Written and performed by Mararo Wangai, joined on stage by live musician Mahamudo Selimane, Black Brass is a two-hander that takes place over the course of one night in a music studio. Whilst cleaning the studio, ‘Sleeper’ finds his past rekindled by ‘Trumpet’s’ recording session. This stranger who only speaks through music – half griot, half oracle – interrupts his evening. The exchange that follows unlocks a window that sets both on a journey between a fictionalized African country, and present-day Australia. Through flashback narrative, and music, moments of darkness are tempered by traversing voice, joyful songs and silence as they hurtle towards the pivotal decision that must be made come sunrise.
In the wake of Black Lives Matter, and the public discussion around representation – around opportunity and freedom, Black Brass gives voice to the marginalized. Offering an intimate and nuanced window into the lives of many groups within and beyond Perth who must tap into huge reserves of resilience every day to stay afloat and to keep moving forward. We do not hear much about these voices, about the energy required to get through each day. They only seem to be given space after extreme incidents occur – white supremacist rallies, police brutality, election propaganda, etc.
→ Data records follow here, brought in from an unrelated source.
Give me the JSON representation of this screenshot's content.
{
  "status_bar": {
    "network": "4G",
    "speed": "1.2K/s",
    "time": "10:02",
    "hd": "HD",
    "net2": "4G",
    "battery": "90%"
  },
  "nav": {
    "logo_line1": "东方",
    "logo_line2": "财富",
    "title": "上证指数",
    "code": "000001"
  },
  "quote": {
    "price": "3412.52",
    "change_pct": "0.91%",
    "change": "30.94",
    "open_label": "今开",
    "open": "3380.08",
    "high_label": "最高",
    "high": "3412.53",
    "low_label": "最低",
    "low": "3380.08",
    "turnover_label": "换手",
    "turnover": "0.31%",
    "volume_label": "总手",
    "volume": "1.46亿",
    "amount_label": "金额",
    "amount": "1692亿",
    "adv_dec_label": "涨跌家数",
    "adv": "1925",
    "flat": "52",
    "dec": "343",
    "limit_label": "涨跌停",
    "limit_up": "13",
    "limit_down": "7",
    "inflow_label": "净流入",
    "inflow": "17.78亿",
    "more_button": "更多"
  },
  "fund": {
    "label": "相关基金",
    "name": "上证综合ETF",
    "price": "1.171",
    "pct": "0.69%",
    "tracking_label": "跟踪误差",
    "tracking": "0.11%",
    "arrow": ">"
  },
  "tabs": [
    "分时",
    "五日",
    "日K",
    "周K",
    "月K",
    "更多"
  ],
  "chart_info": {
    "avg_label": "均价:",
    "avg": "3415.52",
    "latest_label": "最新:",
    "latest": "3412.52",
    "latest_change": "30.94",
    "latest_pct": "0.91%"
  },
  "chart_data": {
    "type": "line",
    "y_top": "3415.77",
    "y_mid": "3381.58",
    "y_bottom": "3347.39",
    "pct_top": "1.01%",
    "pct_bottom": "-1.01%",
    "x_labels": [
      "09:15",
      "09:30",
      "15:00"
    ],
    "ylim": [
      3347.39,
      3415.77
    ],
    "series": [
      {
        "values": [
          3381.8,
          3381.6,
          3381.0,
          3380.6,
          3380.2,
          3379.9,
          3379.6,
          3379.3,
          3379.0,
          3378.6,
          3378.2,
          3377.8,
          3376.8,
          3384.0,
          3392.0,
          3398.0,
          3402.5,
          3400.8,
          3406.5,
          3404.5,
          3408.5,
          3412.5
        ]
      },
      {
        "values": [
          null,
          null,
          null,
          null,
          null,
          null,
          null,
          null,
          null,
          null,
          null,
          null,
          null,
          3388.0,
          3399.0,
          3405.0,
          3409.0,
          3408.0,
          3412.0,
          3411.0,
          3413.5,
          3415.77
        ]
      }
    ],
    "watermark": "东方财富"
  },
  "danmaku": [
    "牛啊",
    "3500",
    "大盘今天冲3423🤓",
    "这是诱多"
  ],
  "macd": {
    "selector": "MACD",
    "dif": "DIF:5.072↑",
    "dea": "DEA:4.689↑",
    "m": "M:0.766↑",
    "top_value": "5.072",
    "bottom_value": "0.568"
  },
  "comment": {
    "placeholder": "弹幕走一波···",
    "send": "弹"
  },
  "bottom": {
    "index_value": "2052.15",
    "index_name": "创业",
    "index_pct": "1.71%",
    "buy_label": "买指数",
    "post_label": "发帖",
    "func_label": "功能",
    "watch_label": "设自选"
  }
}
In highlighting one journey, Black Brass celebrates those that continue to walk this fine line between a present that struggles to accept and a past that refuses to let go. And in doing so, makes space for voices whose stories are equal parts vulnerable, resilient and worthy.